We take for granted that the smartphone is on its way to dominance, now that half of Americans have the souped up phones. But smartphone take-up is much slower in developing parts of the world due to handset prices, slower wireless networks and other considerations. The desire for a smartphone experience, however, is real no matter where you are in the world.
That’s where biNu, an Australian startup has been making its mark. The company launched a mobile app 18 months ago that allows Java(s orcl) feature phone owners and low-end Android users to access more than a 100 apps including Facebook (s fb), Twitter, Wikipedia, YouTube (s goog), Google Search and others, on their phone. The biNu app not only delivers a host of smartphone apps to feature phones, it also compresses the data, using 10 times less bandwidth than normal, which is also helpful in countries with rickety mobile networks.
The startup has gotten the attention of Eric Schmidt’s Tomorrow Ventures, which is leading a $2 million Series A round along with other American and Australian investors. The company will use the money to build out the services and apps it provides, grow its user base and focus more on developers, who can also build directly on biNu.
BiNu has attracted more than 4 million monthly active users, most of whom are based in Asia and Africa and the number of users is growing by 10 to 20 percent a month. It is also generating more than 800 million page views a month. In addition to popular apps like Facebook and Twitter, biNu also offers a range of content like the Bible, the Quran and access to news, sports, weather and book reading services. More recently, biNu has been evolving into its own social network for users, who can message each other, create profiles and share content.
BiNu isn’t the only one trying to tap this opportunity. Peek in the U.S. and Blaast, a Finnish startup launched by a former Nokian (s nok), have also introduced platforms that bring smartphone capabilities to feature phones. It’s a big opportunity considering feature phone still outnumber smartphones by 5 to 1 globally. As Schmidt talked about earlier this year, there’s still another 5 billion people that have yet to get online and mobile will be how many of them do it for the first time.

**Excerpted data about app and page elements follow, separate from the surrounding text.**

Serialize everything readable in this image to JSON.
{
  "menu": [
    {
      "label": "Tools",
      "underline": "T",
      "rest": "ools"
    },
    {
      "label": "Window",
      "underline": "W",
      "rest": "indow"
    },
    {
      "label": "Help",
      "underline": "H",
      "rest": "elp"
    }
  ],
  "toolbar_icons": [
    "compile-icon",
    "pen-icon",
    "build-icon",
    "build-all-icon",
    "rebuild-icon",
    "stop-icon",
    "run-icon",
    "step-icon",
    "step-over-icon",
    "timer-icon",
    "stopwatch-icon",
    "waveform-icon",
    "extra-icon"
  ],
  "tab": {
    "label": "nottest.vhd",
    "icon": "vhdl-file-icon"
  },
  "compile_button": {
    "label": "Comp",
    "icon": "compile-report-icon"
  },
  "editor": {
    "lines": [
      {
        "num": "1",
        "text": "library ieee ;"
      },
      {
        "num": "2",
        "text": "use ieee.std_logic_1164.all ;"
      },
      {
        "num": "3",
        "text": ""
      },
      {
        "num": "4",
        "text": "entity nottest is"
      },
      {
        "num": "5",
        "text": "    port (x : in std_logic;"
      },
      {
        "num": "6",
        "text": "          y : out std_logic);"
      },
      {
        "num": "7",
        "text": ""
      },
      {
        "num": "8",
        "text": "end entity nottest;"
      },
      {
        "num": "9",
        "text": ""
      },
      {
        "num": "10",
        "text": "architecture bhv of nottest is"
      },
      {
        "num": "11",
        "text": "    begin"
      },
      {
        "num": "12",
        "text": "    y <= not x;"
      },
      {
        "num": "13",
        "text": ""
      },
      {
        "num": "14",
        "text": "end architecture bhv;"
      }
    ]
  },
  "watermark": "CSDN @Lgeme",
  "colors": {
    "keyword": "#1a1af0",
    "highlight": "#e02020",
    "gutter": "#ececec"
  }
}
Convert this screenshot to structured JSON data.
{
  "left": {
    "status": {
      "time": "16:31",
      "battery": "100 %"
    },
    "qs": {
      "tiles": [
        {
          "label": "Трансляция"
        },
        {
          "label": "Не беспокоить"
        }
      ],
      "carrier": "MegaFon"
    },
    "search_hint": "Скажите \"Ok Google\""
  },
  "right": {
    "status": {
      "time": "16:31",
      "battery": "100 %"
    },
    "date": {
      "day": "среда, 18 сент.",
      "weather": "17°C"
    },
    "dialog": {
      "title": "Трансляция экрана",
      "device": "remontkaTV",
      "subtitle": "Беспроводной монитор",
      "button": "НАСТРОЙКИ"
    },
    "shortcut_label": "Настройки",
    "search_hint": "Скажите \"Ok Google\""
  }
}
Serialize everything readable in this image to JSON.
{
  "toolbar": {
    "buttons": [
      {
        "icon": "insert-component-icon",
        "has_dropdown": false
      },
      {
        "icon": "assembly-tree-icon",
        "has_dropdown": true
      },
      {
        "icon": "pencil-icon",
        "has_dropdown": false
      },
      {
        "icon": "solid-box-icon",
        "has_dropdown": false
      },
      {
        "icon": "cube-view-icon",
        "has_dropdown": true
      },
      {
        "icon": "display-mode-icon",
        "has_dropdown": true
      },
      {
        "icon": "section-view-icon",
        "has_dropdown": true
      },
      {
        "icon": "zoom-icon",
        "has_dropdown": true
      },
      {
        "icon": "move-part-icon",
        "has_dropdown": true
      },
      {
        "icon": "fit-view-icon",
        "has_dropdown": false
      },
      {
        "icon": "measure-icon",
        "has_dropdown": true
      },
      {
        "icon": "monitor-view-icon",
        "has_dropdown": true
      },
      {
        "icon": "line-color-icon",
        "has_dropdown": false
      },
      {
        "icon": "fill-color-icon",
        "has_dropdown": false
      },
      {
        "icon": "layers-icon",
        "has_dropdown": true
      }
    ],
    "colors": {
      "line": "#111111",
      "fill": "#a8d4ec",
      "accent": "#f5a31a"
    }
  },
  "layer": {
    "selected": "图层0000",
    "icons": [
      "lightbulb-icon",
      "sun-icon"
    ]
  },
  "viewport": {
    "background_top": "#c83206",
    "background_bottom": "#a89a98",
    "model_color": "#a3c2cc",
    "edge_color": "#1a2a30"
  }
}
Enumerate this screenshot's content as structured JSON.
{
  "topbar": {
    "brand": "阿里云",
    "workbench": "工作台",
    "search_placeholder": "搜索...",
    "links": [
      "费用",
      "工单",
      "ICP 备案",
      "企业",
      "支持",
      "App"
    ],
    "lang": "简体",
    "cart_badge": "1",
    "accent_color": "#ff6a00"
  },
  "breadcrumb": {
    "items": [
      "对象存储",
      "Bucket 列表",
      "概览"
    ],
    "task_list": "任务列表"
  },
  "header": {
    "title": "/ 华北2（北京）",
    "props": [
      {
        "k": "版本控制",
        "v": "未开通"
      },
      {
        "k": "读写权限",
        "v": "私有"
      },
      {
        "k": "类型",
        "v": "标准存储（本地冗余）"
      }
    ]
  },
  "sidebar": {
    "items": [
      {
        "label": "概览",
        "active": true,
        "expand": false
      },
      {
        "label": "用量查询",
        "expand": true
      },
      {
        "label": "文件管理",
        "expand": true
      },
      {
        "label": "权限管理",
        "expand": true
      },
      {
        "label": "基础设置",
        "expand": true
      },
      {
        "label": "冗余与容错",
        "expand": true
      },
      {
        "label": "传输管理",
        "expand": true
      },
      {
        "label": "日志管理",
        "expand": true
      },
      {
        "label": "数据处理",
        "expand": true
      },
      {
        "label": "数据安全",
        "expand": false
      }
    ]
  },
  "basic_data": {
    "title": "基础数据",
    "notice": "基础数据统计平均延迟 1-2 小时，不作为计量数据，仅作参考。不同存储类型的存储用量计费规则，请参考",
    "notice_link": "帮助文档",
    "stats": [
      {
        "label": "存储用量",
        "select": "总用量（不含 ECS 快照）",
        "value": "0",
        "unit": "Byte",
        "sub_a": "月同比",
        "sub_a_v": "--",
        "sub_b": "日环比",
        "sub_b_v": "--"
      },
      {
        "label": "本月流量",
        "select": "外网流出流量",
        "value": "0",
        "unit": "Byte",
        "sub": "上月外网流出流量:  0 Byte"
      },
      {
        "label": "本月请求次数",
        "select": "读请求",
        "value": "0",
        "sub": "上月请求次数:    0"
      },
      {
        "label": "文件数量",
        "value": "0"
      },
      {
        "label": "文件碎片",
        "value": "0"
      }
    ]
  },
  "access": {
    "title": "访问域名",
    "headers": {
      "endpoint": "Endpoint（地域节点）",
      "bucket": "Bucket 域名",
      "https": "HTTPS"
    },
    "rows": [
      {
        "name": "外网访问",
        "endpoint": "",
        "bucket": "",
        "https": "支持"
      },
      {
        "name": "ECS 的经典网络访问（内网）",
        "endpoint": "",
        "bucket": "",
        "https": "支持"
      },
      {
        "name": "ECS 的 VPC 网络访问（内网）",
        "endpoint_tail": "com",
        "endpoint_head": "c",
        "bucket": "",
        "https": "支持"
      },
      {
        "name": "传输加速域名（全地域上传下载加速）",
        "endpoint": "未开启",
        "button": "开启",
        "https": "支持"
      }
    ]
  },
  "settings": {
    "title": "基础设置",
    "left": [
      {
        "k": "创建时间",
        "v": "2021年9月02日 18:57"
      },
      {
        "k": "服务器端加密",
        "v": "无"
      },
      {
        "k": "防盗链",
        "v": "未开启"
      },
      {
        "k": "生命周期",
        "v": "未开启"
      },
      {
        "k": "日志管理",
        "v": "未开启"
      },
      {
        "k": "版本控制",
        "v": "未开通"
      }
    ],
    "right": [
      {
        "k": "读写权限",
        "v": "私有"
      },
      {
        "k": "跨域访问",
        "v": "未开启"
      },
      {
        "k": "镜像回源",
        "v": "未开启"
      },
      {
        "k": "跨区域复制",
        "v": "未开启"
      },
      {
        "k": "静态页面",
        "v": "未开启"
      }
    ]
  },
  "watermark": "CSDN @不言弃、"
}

BiNu co-founder and CEO Gour Lentell told me biNu’s current offering will be relevant for at least three to five years. But he said the larger goal is to build a cloud platform for delivering apps. The company, which has previously raised more than $5 million, monetizes through its own virtual currency and is also exploring advertising.